Answers To Your Top Montessori Daycare Questions

Is this your family's first experience with Montessori daycare? If you want to learn more about this educational philosophy and how Montessori child care centers differ from other programs, take a look at the top questions new parents have answered.

Are All Children In Montessori Programs In Multi-Age Classrooms?

Yes, all Montessori preschools or early childhood centers use the multi-age classroom approach. The early childhood classroom may include children ages two-and-a-half through six years, according to the American Montessori Society. This grouping strategy is central to the philosophy and can help your child to learn, grow, and develop in new ways. It can also create a caring community of learners who stay together for several years in a row. 

Even though it may seem like the traditional like-aged groupings you might see in other child care centers or elementary schools are the "right" or "best" options, the multi-age classroom offers younger children the chance to learn from older students—and the older children can develop new skills by helping the younger ones. This can help both younger and older children to build academic, social, and emotional abilities.

Is Montessori Really Different From Other Preschool Programs?

Yes, Montessori is different from other preschools, daycare centers, or similar school programs. While the multi-age classroom approach is a notable difference between Montessori and other educational options, it isn't the only one. Along with multi-age classrooms, Montessori is grounded in a child-led type of learning. This puts your child at the center of their own academic or developmental experience.

Montessori education isn't passive. Instead of a teacher lecturing young students, the children will take on an active role in the learning process. Your child will have the opportunity to choose their own materials (from pre-selected items) and activities. This allows your child to focus on areas that interest them and learn at their own pace. 

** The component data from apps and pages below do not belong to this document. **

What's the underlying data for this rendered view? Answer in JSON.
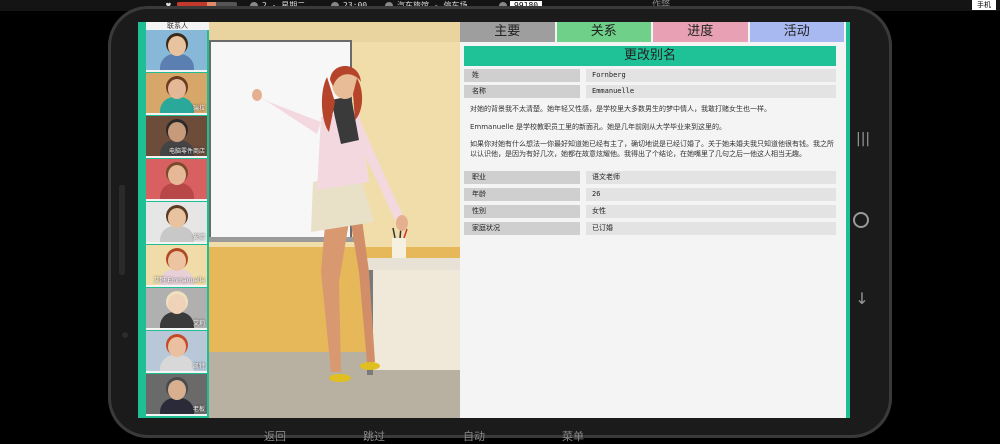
{
  "topbar": {
    "hp": {
      "red_fraction": 0.5,
      "pink_fraction": 0.15
    },
    "date": "2 - 星期二",
    "time": "23:00",
    "location": "汽车旅馆 - 停车场",
    "money": "99180",
    "cheat": "作弊",
    "menu": "手机"
  },
  "contacts": {
    "title": "联系人",
    "items": [
      {
        "name": "",
        "skin": "#e9c2a0",
        "hair": "#3b2a1a",
        "shirt": "#5a7fb0",
        "bg": "#88b8d8"
      },
      {
        "name": "瑞拉",
        "skin": "#e4b896",
        "hair": "#6b3b20",
        "shirt": "#2aa89a",
        "bg": "#d7a76a"
      },
      {
        "name": "电脑零件商店",
        "skin": "#c89a7c",
        "hair": "#2a2a2a",
        "shirt": "#444444",
        "bg": "#6d4d3a"
      },
      {
        "name": "",
        "skin": "#e6b898",
        "hair": "#7a4a2a",
        "shirt": "#b84848",
        "bg": "#d86060"
      },
      {
        "name": "安娜",
        "skin": "#e9c2a0",
        "hair": "#5a3a22",
        "shirt": "#c8c8c8",
        "bg": "#e6e6e6"
      },
      {
        "name": "艾玛 Emmanuelle",
        "skin": "#edc4a2",
        "hair": "#b04a22",
        "shirt": "#e8d0d8",
        "bg": "#f0dca8"
      },
      {
        "name": "艾莉",
        "skin": "#f0d2b8",
        "hair": "#f0e0c0",
        "shirt": "#3a3a3a",
        "bg": "#b0b0b0"
      },
      {
        "name": "凯特",
        "skin": "#eac0a0",
        "hair": "#c44a2a",
        "shirt": "#d8d8d8",
        "bg": "#b8c8d8"
      },
      {
        "name": "老板",
        "skin": "#d8b090",
        "hair": "#4a4a4a",
        "shirt": "#2a2a38",
        "bg": "#6a6a6a"
      }
    ]
  },
  "tabs": [
    {
      "label": "主要",
      "color": "#9e9e9e"
    },
    {
      "label": "关系",
      "color": "#6fd08a"
    },
    {
      "label": "进度",
      "color": "#e7a0b4"
    },
    {
      "label": "活动",
      "color": "#a8b8f0"
    }
  ],
  "profile": {
    "title": "更改别名",
    "surname_label": "姓",
    "surname": "Fornberg",
    "name_label": "名称",
    "name": "Emmanuelle",
    "desc1": "对她的背景我不太清楚。她年轻又性感，是学校里大多数男生的梦中情人，我敢打赌女生也一样。",
    "desc2": "Emmanuelle 是学校教职员工里的新面孔。她是几年前刚从大学毕业来到这里的。",
    "desc3": "如果你对她有什么想法一你最好知道她已经有主了，确切地说是已经订婚了。关于她未婚夫我只知道他很有钱。我之所以认识他，是因为有好几次，她都在故意炫耀他。我得出了个结论，在她嘴里了几句之后一他这人相当无趣。",
    "job_label": "职业",
    "job": "语文老师",
    "age_label": "年龄",
    "age": "26",
    "gender_label": "性别",
    "gender": "女性",
    "marital_label": "家庭状况",
    "marital": "已订婚"
  },
  "bottom_menu": [
    "返回",
    "跳过",
    "自动",
    "菜单"
  ]
}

Are Montessori Students Independent?

Yes, Montessori supports the development of independence. But this doesn't mean that your child is left unattended or needs to fend for themselves at school. Instead, the Montessori philosophy informs a classroom framework that encourages exploration, self-care, and individual learning. 

If your child needs help, the teacher is close by to provide assistance. This differs from doing things for the student or expecting the children to passively sit back and watch the educator. Think of the Montessori daycare teacher as a cheerleader/organizer/facilitator. Educators in these classrooms believe in the value of each child and understand that their young students are capable learners who can develop a true sense of independence during the early years. 

For more information, contact a local daycare near you.